Which is a good thing, because not all shades should look the same. However, they shouldn’t be cluttered, either.
This is something that Android both suffers from, as well as doesn’t have to worry about. If you were to look at a Galaxy Nexus right now, running stock Android, or a Nexus 4, you’d be able to see how Google has made significant upgrades to the notification shade. It’s streamlined, and there are hidden options based on the information displayed therein. With expandable controls in Android 4.2 Jelly Bean, your notification shade is a suite of features, all hidden behind a thin veil.
With Android, people want to be able to have access to settings as easily as possible. When I use Android, I’m guilty of the same thing. I usually put a power widget on one screen or another, and ever since those options have become a bit more prevalent in the notification shade, I’ve used them from time to time. But to be honest, after using a few of the most recently released Samsung-based devices, I couldn’t want to stay further away from the notification shade.
It’s become a mess. Even on a device like the Galaxy Note II, with a huge 5.5-inch display, the notification shade has so many options in there that it can be hard to look at. As you can see from the image right above, the notification shade has so much going on. Yes, there’s some nice music controls in there, but above and below that is insanity.

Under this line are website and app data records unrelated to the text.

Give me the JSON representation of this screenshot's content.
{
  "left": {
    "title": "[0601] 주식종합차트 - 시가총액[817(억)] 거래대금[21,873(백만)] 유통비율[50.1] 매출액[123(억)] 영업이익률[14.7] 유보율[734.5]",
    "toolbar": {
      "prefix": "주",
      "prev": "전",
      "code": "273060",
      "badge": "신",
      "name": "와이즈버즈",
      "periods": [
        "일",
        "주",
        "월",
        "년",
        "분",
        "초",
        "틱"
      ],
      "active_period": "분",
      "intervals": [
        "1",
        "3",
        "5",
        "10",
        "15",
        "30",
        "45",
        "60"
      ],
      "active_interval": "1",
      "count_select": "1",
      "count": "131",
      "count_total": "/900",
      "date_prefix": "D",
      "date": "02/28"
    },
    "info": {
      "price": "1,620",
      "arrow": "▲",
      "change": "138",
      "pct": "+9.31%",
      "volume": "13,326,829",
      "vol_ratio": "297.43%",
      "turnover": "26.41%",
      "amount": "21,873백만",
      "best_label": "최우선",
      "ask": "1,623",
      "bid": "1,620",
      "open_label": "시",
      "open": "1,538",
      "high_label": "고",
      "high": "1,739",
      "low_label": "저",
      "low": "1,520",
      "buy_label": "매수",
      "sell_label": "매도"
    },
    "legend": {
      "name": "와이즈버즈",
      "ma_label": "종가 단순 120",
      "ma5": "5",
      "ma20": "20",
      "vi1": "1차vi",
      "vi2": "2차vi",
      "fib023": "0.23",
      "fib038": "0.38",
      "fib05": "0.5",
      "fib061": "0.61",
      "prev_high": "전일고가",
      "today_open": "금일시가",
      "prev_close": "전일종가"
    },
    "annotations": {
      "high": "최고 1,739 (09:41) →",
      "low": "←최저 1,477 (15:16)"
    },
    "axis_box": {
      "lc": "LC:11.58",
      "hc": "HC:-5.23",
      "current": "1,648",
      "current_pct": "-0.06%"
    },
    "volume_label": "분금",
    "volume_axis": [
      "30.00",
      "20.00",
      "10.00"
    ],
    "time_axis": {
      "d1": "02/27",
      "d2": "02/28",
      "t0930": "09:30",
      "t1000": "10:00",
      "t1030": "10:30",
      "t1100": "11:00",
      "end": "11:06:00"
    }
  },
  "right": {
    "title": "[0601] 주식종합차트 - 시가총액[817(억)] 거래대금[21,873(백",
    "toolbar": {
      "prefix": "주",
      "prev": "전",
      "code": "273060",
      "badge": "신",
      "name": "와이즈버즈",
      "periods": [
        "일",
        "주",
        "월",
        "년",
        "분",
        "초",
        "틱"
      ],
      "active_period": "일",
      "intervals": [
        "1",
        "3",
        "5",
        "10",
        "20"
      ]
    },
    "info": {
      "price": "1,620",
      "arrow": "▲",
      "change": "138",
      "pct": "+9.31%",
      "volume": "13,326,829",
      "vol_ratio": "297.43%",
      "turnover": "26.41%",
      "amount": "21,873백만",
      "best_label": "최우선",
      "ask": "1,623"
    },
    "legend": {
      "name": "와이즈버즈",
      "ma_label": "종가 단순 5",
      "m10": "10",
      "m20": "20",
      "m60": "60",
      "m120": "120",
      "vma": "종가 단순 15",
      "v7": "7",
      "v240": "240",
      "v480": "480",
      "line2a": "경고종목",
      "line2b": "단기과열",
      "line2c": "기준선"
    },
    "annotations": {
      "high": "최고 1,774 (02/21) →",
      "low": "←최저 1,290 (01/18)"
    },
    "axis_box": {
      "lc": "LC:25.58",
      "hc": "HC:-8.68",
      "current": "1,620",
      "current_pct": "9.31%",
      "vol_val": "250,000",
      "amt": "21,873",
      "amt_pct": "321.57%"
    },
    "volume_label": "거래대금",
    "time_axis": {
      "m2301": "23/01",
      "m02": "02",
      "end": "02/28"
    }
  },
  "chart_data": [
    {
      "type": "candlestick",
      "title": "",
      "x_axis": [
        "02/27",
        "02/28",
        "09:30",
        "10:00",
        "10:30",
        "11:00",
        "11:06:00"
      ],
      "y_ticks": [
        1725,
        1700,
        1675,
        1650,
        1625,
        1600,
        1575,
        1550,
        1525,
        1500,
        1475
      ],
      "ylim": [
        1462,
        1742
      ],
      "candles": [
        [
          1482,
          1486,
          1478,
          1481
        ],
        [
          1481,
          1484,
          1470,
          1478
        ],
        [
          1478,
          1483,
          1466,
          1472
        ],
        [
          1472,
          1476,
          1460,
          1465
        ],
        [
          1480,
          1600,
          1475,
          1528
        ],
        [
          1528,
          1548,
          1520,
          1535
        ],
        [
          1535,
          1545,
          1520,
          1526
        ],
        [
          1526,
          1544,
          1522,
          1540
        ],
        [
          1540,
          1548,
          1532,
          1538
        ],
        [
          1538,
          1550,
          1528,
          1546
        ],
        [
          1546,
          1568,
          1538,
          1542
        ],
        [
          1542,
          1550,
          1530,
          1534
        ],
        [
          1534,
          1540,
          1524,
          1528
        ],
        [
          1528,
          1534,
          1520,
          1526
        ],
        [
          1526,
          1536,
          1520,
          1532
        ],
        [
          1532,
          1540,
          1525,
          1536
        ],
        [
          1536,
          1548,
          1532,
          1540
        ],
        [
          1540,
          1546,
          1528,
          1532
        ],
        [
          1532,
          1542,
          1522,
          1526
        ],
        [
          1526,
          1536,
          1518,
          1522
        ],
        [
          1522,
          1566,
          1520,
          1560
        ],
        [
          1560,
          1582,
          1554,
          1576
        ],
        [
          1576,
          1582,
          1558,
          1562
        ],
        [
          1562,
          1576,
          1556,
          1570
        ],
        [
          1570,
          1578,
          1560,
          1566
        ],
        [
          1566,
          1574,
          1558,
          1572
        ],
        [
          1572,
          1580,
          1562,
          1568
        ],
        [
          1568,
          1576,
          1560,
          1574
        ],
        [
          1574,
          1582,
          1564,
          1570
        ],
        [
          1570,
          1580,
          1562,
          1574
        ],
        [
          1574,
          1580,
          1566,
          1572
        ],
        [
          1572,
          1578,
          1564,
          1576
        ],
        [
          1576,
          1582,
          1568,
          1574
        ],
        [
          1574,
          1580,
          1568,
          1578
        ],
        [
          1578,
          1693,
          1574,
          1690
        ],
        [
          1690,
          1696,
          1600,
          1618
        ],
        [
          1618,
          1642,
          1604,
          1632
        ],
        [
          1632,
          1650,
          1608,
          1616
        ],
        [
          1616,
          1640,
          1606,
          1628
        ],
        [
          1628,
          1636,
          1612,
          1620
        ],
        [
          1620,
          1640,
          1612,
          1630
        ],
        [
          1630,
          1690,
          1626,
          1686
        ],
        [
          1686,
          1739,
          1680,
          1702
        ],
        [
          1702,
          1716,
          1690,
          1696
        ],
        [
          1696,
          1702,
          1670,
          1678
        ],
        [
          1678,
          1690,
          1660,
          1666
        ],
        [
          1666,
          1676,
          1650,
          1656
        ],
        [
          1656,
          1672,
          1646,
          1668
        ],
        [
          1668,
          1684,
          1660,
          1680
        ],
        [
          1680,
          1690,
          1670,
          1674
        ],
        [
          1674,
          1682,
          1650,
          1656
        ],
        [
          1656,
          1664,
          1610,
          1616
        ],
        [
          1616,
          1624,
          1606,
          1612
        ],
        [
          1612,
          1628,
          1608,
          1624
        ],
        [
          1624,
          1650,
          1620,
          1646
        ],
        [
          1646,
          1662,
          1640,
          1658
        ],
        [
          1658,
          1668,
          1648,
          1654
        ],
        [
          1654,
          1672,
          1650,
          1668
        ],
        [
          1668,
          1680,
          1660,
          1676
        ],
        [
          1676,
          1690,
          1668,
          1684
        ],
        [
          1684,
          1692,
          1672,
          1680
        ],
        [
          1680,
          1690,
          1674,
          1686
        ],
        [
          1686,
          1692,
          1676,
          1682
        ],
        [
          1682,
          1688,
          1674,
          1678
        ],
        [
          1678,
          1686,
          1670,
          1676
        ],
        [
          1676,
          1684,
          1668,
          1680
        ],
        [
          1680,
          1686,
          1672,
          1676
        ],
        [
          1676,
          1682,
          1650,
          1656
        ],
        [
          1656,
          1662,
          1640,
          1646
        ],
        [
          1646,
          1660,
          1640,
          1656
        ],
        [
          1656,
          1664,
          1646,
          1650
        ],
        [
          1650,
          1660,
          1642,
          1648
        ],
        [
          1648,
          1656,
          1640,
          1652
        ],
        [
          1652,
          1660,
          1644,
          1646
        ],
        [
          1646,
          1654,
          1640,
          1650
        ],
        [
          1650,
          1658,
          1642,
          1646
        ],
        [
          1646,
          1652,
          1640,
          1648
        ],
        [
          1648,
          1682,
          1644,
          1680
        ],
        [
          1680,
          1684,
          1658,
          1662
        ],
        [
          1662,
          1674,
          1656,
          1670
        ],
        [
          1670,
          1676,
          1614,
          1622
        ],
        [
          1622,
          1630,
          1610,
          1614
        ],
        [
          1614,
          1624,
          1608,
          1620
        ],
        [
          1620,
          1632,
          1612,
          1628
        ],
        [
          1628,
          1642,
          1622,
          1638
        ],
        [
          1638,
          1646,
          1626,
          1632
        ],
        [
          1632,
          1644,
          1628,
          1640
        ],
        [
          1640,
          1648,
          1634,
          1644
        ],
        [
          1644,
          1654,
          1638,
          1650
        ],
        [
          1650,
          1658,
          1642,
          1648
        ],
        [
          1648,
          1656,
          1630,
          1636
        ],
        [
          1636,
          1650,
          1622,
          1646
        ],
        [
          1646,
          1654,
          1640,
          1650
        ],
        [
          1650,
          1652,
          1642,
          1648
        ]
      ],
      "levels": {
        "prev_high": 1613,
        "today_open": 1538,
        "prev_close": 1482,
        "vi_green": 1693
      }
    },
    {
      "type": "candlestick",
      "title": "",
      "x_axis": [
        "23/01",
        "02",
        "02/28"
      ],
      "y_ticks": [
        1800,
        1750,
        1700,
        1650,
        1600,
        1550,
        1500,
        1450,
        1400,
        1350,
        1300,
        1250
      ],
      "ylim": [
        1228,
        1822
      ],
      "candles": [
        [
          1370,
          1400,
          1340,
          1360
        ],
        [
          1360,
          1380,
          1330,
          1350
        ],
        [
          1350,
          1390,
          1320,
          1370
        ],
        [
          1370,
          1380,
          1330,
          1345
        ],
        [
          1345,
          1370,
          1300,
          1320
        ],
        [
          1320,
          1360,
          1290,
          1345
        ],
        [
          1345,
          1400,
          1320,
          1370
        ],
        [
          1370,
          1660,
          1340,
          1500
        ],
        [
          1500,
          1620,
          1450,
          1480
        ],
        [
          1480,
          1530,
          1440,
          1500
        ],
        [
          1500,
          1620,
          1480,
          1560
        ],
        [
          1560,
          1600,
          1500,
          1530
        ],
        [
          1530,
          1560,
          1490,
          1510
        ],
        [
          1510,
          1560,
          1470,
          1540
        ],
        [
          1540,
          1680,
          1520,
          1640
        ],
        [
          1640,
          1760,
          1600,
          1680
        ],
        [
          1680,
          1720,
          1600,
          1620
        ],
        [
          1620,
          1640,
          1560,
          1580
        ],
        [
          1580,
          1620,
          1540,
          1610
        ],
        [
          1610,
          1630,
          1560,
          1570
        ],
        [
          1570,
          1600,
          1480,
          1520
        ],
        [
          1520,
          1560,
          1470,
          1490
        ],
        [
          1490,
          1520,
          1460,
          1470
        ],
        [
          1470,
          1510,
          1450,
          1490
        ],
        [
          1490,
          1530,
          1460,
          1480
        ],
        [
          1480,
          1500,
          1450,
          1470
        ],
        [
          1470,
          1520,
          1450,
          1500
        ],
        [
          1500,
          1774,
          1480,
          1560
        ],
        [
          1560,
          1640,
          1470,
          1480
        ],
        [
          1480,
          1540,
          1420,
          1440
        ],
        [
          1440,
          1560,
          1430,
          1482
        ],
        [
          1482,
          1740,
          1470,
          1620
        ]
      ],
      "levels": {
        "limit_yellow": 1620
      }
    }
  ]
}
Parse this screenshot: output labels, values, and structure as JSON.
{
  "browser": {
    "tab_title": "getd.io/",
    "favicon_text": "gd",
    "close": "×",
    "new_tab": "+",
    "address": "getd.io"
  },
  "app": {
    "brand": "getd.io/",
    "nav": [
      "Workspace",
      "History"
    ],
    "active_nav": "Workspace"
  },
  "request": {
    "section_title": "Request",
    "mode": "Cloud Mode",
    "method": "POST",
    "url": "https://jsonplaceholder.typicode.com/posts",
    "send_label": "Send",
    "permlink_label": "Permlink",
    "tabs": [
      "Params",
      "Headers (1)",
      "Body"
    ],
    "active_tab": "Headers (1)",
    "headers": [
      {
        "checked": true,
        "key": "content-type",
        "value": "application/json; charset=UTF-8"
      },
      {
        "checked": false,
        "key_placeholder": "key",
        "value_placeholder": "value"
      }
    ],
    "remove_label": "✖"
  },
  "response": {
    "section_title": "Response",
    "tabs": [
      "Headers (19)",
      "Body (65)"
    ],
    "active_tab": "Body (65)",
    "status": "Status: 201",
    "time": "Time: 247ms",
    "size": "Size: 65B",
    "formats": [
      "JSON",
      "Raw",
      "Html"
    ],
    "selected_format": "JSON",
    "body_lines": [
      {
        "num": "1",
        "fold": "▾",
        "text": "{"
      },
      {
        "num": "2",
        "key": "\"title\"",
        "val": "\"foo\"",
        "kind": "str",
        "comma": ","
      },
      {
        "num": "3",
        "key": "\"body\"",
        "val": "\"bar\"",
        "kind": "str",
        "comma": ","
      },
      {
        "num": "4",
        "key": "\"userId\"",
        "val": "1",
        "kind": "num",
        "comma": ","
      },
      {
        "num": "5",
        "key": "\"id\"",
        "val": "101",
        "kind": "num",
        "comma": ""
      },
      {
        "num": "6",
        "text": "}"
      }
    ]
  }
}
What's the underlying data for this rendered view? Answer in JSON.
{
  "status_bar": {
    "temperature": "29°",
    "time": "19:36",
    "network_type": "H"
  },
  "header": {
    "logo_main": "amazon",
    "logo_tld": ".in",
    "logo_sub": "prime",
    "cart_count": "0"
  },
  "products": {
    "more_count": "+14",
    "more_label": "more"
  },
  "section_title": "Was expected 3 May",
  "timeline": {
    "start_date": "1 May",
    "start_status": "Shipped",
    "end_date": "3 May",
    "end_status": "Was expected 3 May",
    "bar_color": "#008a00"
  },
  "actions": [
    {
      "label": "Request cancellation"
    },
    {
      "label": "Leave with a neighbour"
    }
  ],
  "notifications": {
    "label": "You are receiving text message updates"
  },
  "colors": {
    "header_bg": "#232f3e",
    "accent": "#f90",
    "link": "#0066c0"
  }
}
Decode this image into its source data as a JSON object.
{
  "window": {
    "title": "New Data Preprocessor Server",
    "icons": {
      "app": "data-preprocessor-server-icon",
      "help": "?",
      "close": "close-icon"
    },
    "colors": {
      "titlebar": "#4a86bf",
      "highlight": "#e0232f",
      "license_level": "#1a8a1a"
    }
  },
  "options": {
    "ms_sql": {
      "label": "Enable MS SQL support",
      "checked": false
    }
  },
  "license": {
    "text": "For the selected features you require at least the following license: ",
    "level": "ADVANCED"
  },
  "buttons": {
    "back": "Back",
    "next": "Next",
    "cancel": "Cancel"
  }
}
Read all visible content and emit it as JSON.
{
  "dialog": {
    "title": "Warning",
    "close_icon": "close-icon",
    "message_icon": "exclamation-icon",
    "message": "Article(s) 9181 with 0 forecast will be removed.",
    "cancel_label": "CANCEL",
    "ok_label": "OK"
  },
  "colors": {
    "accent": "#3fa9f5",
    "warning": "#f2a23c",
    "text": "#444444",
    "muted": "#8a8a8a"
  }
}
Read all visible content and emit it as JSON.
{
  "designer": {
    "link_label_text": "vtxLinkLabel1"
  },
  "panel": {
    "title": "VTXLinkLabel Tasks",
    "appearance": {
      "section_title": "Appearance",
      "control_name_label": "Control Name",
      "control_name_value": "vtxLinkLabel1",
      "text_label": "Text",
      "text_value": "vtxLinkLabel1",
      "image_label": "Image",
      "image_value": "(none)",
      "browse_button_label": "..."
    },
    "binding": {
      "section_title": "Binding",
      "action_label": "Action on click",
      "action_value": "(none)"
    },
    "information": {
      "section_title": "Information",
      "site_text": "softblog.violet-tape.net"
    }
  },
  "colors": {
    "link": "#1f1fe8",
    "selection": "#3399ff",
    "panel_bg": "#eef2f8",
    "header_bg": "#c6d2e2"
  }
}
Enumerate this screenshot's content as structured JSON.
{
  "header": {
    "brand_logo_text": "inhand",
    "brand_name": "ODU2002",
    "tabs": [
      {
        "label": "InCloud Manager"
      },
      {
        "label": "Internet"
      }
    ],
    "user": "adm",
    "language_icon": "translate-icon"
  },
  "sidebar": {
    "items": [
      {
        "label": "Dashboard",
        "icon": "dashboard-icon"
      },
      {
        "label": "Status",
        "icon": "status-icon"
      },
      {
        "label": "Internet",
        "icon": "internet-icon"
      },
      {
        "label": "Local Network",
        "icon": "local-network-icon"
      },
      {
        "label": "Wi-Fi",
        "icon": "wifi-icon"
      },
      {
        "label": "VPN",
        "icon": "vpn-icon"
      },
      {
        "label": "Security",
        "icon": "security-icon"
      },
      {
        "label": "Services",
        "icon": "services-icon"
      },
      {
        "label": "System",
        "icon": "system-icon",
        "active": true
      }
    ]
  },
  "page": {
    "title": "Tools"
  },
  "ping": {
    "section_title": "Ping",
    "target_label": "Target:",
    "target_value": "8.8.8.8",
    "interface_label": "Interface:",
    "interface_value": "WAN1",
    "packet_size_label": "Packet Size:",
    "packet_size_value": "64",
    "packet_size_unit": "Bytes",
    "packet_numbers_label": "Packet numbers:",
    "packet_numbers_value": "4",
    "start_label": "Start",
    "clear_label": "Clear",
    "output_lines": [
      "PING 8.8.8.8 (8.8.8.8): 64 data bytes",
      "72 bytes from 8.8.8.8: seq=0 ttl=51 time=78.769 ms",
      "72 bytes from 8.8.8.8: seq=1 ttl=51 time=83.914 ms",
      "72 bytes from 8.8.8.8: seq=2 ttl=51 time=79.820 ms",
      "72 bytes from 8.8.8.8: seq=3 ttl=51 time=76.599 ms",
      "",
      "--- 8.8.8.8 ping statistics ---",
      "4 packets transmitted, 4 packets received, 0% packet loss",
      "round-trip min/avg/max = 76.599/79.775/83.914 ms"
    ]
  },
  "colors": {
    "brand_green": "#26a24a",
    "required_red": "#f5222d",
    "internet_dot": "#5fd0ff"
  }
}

You’ve got the quick settings options at the very top, along with the date and time above that. Then a brightness setting, and then an entire row of icons that are suggested to you because you’re listening to music through headphones. Below the music box, you’ve got an on-going notification that you’re connected to WiFi, and the network name. As I said, there’s so much going on.
If we look at the notification shade for, say, iOS, there’s a pretty clear difference. Yes, Apple’s notification shade isn’t wholly original, but at least it’s clean. Keeping each notification grouped, the weather up at the top (if that’s how you like it), and no huge quick settings options. (Yet. Who knows what will happen with iOS 7, right?)
I know that having the quick settings options in the notification shade are really handy, especially if you just want to turn down the brightness on your phone, but I wish there was a way to get that done without cluttering up the shade itself. In the case of the Samsung-based notification shade above, I think we could probably get rid of that persistent WiFi network notification. And, while it’s a cool idea, I think getting rid of that row of “other apps” could be a huge benefit, too.
Which phone do you use, and does it use a notification shade? If it does, do you think it’s a mess, with too many options? Or is it just right? Let me know!